## EXCERPTED RECORDS
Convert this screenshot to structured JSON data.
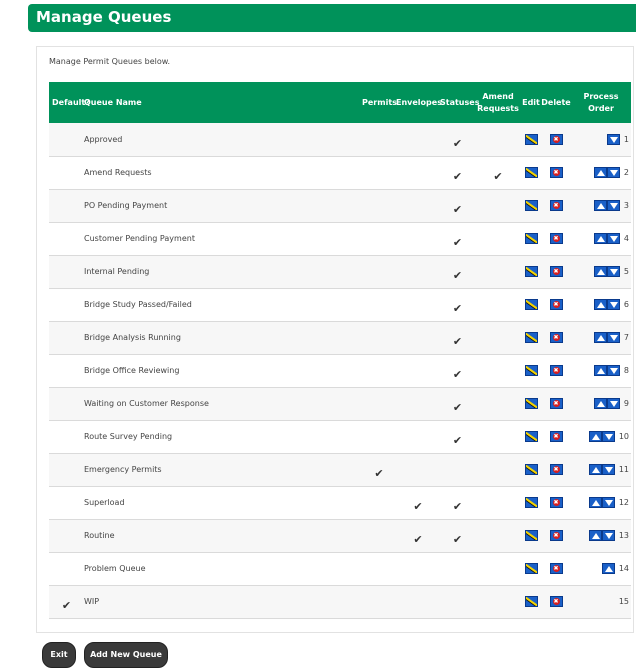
{
  "page": {
    "title": "Manage Queues",
    "intro": "Manage Permit Queues below."
  },
  "table": {
    "headers": {
      "default": "Default?",
      "name": "Queue Name",
      "permits": "Permits",
      "envelopes": "Envelopes",
      "statuses": "Statuses",
      "amend_line1": "Amend",
      "amend_line2": "Requests",
      "edit": "Edit",
      "delete": "Delete",
      "process_line1": "Process",
      "process_line2": "Order"
    },
    "rows": [
      {
        "name": "Approved",
        "default": false,
        "permits": false,
        "envelopes": false,
        "statuses": true,
        "amend": false,
        "up": false,
        "down": true,
        "order": "1"
      },
      {
        "name": "Amend Requests",
        "default": false,
        "permits": false,
        "envelopes": false,
        "statuses": true,
        "amend": true,
        "up": true,
        "down": true,
        "order": "2"
      },
      {
        "name": "PO Pending Payment",
        "default": false,
        "permits": false,
        "envelopes": false,
        "statuses": true,
        "amend": false,
        "up": true,
        "down": true,
        "order": "3"
      },
      {
        "name": "Customer Pending Payment",
        "default": false,
        "permits": false,
        "envelopes": false,
        "statuses": true,
        "amend": false,
        "up": true,
        "down": true,
        "order": "4"
      },
      {
        "name": "Internal Pending",
        "default": false,
        "permits": false,
        "envelopes": false,
        "statuses": true,
        "amend": false,
        "up": true,
        "down": true,
        "order": "5"
      },
      {
        "name": "Bridge Study Passed/Failed",
        "default": false,
        "permits": false,
        "envelopes": false,
        "statuses": true,
        "amend": false,
        "up": true,
        "down": true,
        "order": "6"
      },
      {
        "name": "Bridge Analysis Running",
        "default": false,
        "permits": false,
        "envelopes": false,
        "statuses": true,
        "amend": false,
        "up": true,
        "down": true,
        "order": "7"
      },
      {
        "name": "Bridge Office Reviewing",
        "default": false,
        "permits": false,
        "envelopes": false,
        "statuses": true,
        "amend": false,
        "up": true,
        "down": true,
        "order": "8"
      },
      {
        "name": "Waiting on Customer Response",
        "default": false,
        "permits": false,
        "envelopes": false,
        "statuses": true,
        "amend": false,
        "up": true,
        "down": true,
        "order": "9"
      },
      {
        "name": "Route Survey Pending",
        "default": false,
        "permits": false,
        "envelopes": false,
        "statuses": true,
        "amend": false,
        "up": true,
        "down": true,
        "order": "10"
      },
      {
        "name": "Emergency Permits",
        "default": false,
        "permits": true,
        "envelopes": false,
        "statuses": false,
        "amend": false,
        "up": true,
        "down": true,
        "order": "11"
      },
      {
        "name": "Superload",
        "default": false,
        "permits": false,
        "envelopes": true,
        "statuses": true,
        "amend": false,
        "up": true,
        "down": true,
        "order": "12"
      },
      {
        "name": "Routine",
        "default": false,
        "permits": false,
        "envelopes": true,
        "statuses": true,
        "amend": false,
        "up": true,
        "down": true,
        "order": "13"
      },
      {
        "name": "Problem Queue",
        "default": false,
        "permits": false,
        "envelopes": false,
        "statuses": false,
        "amend": false,
        "up": true,
        "down": false,
        "order": "14"
      },
      {
        "name": "WIP",
        "default": true,
        "permits": false,
        "envelopes": false,
        "statuses": false,
        "amend": false,
        "up": false,
        "down": false,
        "order": "15"
      }
    ],
    "check_glyph": "✔",
    "delete_glyph": "✖"
  },
  "buttons": {
    "exit": "Exit",
    "add": "Add New Queue"
  },
  "icons": {
    "edit": "edit-pencil-icon",
    "delete": "delete-x-icon",
    "move_up": "arrow-up-icon",
    "move_down": "arrow-down-icon",
    "check": "checkmark-icon"
  },
  "colors": {
    "header_green": "#00925a",
    "icon_blue": "#1a60c8",
    "delete_red": "#d81e1e",
    "button_dark": "#3a3a3a"
  }
}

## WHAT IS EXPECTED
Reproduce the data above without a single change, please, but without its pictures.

## PROBLEM SOLUTION
Convert this screenshot to structured JSON data.
{
  "page": {
    "title": "Manage Queues",
    "intro": "Manage Permit Queues below."
  },
  "table": {
    "headers": {
      "default": "Default?",
      "name": "Queue Name",
      "permits": "Permits",
      "envelopes": "Envelopes",
      "statuses": "Statuses",
      "amend_line1": "Amend",
      "amend_line2": "Requests",
      "edit": "Edit",
      "delete": "Delete",
      "process_line1": "Process",
      "process_line2": "Order"
    },
    "rows": [
      {
        "name": "Approved",
        "default": false,
        "permits": false,
        "envelopes": false,
        "statuses": true,
        "amend": false,
        "up": false,
        "down": true,
        "order": "1"
      },
      {
        "name": "Amend Requests",
        "default": false,
        "permits": false,
        "envelopes": false,
        "statuses": true,
        "amend": true,
        "up": true,
        "down": true,
        "order": "2"
      },
      {
        "name": "PO Pending Payment",
        "default": false,
        "permits": false,
        "envelopes": false,
        "statuses": true,
        "amend": false,
        "up": true,
        "down": true,
        "order": "3"
      },
      {
        "name": "Customer Pending Payment",
        "default": false,
        "permits": false,
        "envelopes": false,
        "statuses": true,
        "amend": false,
        "up": true,
        "down": true,
        "order": "4"
      },
      {
        "name": "Internal Pending",
        "default": false,
        "permits": false,
        "envelopes": false,
        "statuses": true,
        "amend": false,
        "up": true,
        "down": true,
        "order": "5"
      },
      {
        "name": "Bridge Study Passed/Failed",
        "default": false,
        "permits": false,
        "envelopes": false,
        "statuses": true,
        "amend": false,
        "up": true,
        "down": true,
        "order": "6"
      },
      {
        "name": "Bridge Analysis Running",
        "default": false,
        "permits": false,
        "envelopes": false,
        "statuses": true,
        "amend": false,
        "up": true,
        "down": true,
        "order": "7"
      },
      {
        "name": "Bridge Office Reviewing",
        "default": false,
        "permits": false,
        "envelopes": false,
        "statuses": true,
        "amend": false,
        "up": true,
        "down": true,
        "order": "8"
      },
      {
        "name": "Waiting on Customer Response",
        "default": false,
        "permits": false,
        "envelopes": false,
        "statuses": true,
        "amend": false,
        "up": true,
        "down": true,
        "order": "9"
      },
      {
        "name": "Route Survey Pending",
        "default": false,
        "permits": false,
        "envelopes": false,
        "statuses": true,
        "amend": false,
        "up": true,
        "down": true,
        "order": "10"
      },
      {
        "name": "Emergency Permits",
        "default": false,
        "permits": true,
        "envelopes": false,
        "statuses": false,
        "amend": false,
        "up": true,
        "down": true,
        "order": "11"
      },
      {
        "name": "Superload",
        "default": false,
        "permits": false,
        "envelopes": true,
        "statuses": true,
        "amend": false,
        "up": true,
        "down": true,
        "order": "12"
      },
      {
        "name": "Routine",
        "default": false,
        "permits": false,
        "envelopes": true,
        "statuses": true,
        "amend": false,
        "up": true,
        "down": true,
        "order": "13"
      },
      {
        "name": "Problem Queue",
        "default": false,
        "permits": false,
        "envelopes": false,
        "statuses": false,
        "amend": false,
        "up": true,
        "down": false,
        "order": "14"
      },
      {
        "name": "WIP",
        "default": true,
        "permits": false,
        "envelopes": false,
        "statuses": false,
        "amend": false,
        "up": false,
        "down": false,
        "order": "15"
      }
    ],
    "check_glyph": "✔",
    "delete_glyph": "✖"
  },
  "buttons": {
    "exit": "Exit",
    "add": "Add New Queue"
  },
  "icons": {
    "edit": "edit-pencil-icon",
    "delete": "delete-x-icon",
    "move_up": "arrow-up-icon",
    "move_down": "arrow-down-icon",
    "check": "checkmark-icon"
  },
  "colors": {
    "header_green": "#00925a",
    "icon_blue": "#1a60c8",
    "delete_red": "#d81e1e",
    "button_dark": "#3a3a3a"
  }
}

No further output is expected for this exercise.